**Excerpts from an interface dataset:**
================

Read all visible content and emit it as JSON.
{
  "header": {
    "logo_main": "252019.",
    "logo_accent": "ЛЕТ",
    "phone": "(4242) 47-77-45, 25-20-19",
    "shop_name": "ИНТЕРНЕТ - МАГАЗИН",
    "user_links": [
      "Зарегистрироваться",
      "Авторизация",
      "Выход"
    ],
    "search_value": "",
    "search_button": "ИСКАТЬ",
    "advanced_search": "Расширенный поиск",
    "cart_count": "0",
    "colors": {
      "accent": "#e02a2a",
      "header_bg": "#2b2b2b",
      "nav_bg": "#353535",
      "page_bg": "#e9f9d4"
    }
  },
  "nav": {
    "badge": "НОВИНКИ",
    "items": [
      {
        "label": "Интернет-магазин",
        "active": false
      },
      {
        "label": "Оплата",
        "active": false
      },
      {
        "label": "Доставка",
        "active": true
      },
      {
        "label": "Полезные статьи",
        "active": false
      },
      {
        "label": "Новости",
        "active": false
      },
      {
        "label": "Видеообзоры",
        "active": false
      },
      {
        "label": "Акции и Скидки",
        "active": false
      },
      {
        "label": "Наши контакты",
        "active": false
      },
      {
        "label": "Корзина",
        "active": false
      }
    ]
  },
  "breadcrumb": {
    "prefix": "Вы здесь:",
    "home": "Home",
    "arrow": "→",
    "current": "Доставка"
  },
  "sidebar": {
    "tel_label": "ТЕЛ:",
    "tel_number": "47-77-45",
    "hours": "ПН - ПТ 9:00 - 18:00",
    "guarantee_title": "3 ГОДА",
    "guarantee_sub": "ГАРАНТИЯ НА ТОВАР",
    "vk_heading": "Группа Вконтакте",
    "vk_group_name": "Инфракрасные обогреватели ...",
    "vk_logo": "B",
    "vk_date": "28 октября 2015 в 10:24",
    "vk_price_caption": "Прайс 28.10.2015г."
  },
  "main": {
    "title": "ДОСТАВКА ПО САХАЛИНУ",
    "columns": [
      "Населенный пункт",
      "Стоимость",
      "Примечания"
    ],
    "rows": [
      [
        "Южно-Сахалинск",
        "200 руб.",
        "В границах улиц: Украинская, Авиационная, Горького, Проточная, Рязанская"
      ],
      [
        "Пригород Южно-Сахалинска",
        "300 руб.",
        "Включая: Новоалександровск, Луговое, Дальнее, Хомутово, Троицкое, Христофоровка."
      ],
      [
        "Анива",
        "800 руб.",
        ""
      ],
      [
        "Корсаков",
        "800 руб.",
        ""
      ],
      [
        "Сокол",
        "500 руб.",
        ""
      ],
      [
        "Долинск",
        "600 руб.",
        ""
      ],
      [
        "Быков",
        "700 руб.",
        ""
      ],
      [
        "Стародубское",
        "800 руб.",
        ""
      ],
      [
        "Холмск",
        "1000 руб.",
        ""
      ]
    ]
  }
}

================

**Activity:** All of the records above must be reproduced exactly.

**Task answer:**
Read all visible content and emit it as JSON.
{
  "header": {
    "logo_main": "252019.",
    "logo_accent": "ЛЕТ",
    "phone": "(4242) 47-77-45, 25-20-19",
    "shop_name": "ИНТЕРНЕТ - МАГАЗИН",
    "user_links": [
      "Зарегистрироваться",
      "Авторизация",
      "Выход"
    ],
    "search_value": "",
    "search_button": "ИСКАТЬ",
    "advanced_search": "Расширенный поиск",
    "cart_count": "0",
    "colors": {
      "accent": "#e02a2a",
      "header_bg": "#2b2b2b",
      "nav_bg": "#353535",
      "page_bg": "#e9f9d4"
    }
  },
  "nav": {
    "badge": "НОВИНКИ",
    "items": [
      {
        "label": "Интернет-магазин",
        "active": false
      },
      {
        "label": "Оплата",
        "active": false
      },
      {
        "label": "Доставка",
        "active": true
      },
      {
        "label": "Полезные статьи",
        "active": false
      },
      {
        "label": "Новости",
        "active": false
      },
      {
        "label": "Видеообзоры",
        "active": false
      },
      {
        "label": "Акции и Скидки",
        "active": false
      },
      {
        "label": "Наши контакты",
        "active": false
      },
      {
        "label": "Корзина",
        "active": false
      }
    ]
  },
  "breadcrumb": {
    "prefix": "Вы здесь:",
    "home": "Home",
    "arrow": "→",
    "current": "Доставка"
  },
  "sidebar": {
    "tel_label": "ТЕЛ:",
    "tel_number": "47-77-45",
    "hours": "ПН - ПТ 9:00 - 18:00",
    "guarantee_title": "3 ГОДА",
    "guarantee_sub": "ГАРАНТИЯ НА ТОВАР",
    "vk_heading": "Группа Вконтакте",
    "vk_group_name": "Инфракрасные обогреватели ...",
    "vk_logo": "B",
    "vk_date": "28 октября 2015 в 10:24",
    "vk_price_caption": "Прайс 28.10.2015г."
  },
  "main": {
    "title": "ДОСТАВКА ПО САХАЛИНУ",
    "columns": [
      "Населенный пункт",
      "Стоимость",
      "Примечания"
    ],
    "rows": [
      [
        "Южно-Сахалинск",
        "200 руб.",
        "В границах улиц: Украинская, Авиационная, Горького, Проточная, Рязанская"
      ],
      [
        "Пригород Южно-Сахалинска",
        "300 руб.",
        "Включая: Новоалександровск, Луговое, Дальнее, Хомутово, Троицкое, Христофоровка."
      ],
      [
        "Анива",
        "800 руб.",
        ""
      ],
      [
        "Корсаков",
        "800 руб.",
        ""
      ],
      [
        "Сокол",
        "500 руб.",
        ""
      ],
      [
        "Долинск",
        "600 руб.",
        ""
      ],
      [
        "Быков",
        "700 руб.",
        ""
      ],
      [
        "Стародубское",
        "800 руб.",
        ""
      ],
      [
        "Холмск",
        "1000 руб.",
        ""
      ]
    ]
  }
}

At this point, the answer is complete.